(Data excerpts)
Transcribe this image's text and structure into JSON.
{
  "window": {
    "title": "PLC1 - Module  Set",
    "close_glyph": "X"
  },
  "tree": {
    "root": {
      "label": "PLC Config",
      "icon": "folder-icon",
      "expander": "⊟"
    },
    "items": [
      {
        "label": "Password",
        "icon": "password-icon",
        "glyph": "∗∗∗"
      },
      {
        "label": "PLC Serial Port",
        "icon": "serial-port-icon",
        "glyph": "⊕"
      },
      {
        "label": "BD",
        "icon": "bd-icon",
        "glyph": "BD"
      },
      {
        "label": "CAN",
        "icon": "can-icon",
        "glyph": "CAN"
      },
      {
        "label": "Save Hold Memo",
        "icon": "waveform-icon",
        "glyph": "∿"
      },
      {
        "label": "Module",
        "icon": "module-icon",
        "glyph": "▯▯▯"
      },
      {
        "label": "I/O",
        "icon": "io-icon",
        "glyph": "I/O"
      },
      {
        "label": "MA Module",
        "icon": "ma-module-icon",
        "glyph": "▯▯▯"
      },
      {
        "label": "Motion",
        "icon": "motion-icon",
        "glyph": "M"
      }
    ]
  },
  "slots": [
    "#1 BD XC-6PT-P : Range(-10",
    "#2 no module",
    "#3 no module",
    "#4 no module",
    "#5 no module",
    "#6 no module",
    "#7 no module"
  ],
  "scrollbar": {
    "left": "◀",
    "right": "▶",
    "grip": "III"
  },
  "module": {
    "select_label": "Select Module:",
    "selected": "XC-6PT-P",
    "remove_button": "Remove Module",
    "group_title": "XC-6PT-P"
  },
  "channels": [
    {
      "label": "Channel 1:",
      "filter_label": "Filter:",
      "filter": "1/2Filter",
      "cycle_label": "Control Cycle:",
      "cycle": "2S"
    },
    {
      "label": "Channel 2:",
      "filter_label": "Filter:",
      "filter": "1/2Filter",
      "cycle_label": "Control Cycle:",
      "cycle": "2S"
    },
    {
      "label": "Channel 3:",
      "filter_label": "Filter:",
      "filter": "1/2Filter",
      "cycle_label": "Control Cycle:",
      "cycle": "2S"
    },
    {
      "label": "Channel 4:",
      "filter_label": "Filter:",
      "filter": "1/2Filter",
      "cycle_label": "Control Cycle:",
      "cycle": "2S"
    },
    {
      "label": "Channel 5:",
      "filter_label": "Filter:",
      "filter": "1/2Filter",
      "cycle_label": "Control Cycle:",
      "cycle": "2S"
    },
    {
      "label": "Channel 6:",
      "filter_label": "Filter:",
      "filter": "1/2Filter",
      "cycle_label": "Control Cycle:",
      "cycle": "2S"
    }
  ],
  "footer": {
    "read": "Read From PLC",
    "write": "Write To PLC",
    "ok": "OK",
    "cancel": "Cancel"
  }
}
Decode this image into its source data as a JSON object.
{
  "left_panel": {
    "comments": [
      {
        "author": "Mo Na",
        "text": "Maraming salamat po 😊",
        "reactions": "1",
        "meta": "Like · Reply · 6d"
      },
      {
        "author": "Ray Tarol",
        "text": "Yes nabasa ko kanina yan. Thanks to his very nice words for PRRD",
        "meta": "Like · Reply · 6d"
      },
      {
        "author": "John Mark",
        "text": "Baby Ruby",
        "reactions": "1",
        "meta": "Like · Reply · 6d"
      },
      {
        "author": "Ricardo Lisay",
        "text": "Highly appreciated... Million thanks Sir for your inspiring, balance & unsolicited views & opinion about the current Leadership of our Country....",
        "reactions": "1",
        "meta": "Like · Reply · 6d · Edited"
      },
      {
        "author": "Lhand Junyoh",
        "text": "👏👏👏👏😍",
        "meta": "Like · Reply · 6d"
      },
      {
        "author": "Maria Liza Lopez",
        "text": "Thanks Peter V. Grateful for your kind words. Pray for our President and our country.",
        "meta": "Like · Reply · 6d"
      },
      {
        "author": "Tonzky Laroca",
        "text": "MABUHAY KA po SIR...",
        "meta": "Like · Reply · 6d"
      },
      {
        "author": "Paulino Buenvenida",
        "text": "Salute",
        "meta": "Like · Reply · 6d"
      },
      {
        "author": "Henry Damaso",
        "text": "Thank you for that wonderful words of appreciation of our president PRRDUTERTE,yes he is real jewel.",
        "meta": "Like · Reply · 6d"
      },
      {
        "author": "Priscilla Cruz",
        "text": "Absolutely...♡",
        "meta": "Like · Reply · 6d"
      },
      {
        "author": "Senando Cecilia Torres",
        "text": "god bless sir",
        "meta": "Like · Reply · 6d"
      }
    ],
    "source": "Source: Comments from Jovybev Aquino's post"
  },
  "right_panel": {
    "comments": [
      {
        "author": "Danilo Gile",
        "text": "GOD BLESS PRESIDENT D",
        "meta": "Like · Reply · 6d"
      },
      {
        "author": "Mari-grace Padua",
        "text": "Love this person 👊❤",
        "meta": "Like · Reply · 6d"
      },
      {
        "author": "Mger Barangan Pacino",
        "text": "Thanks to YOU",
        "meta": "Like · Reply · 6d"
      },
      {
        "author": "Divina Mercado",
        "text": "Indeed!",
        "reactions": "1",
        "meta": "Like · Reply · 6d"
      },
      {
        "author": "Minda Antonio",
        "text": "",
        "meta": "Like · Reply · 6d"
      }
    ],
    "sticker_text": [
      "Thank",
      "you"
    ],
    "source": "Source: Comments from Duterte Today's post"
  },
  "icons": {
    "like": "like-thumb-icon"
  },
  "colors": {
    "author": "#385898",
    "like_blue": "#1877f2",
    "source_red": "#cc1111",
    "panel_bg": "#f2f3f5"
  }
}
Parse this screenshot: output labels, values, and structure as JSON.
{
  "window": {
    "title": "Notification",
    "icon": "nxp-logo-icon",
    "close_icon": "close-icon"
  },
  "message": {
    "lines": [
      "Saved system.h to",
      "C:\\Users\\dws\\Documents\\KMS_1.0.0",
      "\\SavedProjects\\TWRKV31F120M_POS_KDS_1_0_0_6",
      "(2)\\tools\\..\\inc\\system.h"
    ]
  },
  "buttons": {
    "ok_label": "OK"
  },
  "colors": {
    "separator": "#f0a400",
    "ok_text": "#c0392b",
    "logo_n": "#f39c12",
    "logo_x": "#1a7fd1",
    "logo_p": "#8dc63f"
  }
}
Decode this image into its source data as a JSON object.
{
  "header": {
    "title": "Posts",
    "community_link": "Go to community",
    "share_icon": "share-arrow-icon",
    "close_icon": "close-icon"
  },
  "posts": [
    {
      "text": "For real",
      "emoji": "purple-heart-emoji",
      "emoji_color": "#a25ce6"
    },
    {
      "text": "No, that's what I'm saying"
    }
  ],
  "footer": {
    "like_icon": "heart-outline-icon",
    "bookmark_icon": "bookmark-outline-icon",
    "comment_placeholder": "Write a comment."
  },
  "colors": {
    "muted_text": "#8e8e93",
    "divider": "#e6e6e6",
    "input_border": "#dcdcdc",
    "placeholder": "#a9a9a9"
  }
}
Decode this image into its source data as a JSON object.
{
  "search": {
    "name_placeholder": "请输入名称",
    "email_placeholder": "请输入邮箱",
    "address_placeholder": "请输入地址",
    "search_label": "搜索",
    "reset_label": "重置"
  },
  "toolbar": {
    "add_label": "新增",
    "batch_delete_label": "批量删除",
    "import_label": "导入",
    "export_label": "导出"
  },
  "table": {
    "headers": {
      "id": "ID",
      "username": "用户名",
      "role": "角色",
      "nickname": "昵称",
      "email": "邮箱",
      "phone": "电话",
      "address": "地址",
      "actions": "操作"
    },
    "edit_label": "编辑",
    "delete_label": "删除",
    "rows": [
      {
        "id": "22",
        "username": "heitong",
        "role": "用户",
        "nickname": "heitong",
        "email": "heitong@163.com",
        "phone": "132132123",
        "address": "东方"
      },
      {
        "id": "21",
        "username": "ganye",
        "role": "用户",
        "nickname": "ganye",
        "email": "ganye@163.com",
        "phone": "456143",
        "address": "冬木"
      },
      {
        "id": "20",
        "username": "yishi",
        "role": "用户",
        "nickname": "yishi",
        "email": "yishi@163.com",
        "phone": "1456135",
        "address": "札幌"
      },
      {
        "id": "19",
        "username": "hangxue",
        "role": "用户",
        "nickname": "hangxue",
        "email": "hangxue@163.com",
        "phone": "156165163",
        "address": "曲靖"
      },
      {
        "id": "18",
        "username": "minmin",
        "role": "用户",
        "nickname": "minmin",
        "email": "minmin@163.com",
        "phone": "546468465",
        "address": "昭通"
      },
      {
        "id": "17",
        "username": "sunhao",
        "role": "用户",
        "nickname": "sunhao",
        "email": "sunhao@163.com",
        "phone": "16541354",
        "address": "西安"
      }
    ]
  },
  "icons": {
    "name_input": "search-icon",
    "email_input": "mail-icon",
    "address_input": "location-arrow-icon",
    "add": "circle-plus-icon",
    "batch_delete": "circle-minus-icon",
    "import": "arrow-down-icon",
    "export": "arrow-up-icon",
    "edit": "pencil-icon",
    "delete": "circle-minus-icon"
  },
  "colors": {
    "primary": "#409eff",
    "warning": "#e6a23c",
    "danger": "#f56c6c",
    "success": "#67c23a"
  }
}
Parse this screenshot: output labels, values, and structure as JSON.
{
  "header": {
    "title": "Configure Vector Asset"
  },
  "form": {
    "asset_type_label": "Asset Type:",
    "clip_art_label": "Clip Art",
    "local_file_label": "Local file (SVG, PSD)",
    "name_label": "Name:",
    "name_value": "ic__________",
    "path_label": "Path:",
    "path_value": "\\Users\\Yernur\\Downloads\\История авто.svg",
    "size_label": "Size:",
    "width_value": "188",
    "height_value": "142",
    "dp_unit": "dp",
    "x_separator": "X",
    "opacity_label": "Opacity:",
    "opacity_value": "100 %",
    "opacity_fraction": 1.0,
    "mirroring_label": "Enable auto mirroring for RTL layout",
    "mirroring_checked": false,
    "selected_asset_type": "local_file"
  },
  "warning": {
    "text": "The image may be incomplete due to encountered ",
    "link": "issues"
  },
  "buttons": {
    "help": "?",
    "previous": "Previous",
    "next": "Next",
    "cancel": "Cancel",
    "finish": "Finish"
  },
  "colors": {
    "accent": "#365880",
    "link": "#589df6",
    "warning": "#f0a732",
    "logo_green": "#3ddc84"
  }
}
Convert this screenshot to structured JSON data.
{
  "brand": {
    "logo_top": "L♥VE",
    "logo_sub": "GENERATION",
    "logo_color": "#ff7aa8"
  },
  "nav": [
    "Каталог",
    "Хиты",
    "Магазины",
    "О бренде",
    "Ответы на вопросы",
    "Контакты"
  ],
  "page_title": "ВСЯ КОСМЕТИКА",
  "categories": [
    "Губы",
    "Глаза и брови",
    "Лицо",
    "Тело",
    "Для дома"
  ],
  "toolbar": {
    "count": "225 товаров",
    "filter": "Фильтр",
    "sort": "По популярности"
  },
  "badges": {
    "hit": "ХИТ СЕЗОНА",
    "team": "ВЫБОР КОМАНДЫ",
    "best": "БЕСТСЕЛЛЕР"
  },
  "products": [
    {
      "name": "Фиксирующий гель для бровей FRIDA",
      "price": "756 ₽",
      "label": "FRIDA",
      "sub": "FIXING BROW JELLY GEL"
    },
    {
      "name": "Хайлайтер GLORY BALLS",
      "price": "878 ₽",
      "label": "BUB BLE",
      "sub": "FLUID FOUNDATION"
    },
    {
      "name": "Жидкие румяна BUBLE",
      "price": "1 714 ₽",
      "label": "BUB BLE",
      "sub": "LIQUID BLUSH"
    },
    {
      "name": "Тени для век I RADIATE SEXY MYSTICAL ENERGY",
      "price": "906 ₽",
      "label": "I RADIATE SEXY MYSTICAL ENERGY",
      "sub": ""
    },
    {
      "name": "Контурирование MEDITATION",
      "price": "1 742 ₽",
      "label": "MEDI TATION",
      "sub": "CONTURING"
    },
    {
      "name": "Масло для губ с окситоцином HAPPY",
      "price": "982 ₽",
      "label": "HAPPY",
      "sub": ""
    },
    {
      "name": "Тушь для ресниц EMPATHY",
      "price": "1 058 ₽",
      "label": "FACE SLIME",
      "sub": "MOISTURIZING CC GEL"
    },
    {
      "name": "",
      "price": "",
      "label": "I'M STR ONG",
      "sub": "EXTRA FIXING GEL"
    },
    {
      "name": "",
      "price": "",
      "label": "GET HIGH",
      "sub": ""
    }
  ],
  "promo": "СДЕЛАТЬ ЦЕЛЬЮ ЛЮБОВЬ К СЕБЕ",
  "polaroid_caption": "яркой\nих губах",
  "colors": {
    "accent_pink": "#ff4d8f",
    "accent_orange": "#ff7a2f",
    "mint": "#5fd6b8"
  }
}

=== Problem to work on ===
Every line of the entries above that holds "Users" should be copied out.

=== Problem solution ===
      "C:\\Users\\dws\\Documents\\KMS_1.0.0",
    "path_value": "\\Users\\Yernur\\Downloads\\История авто.svg",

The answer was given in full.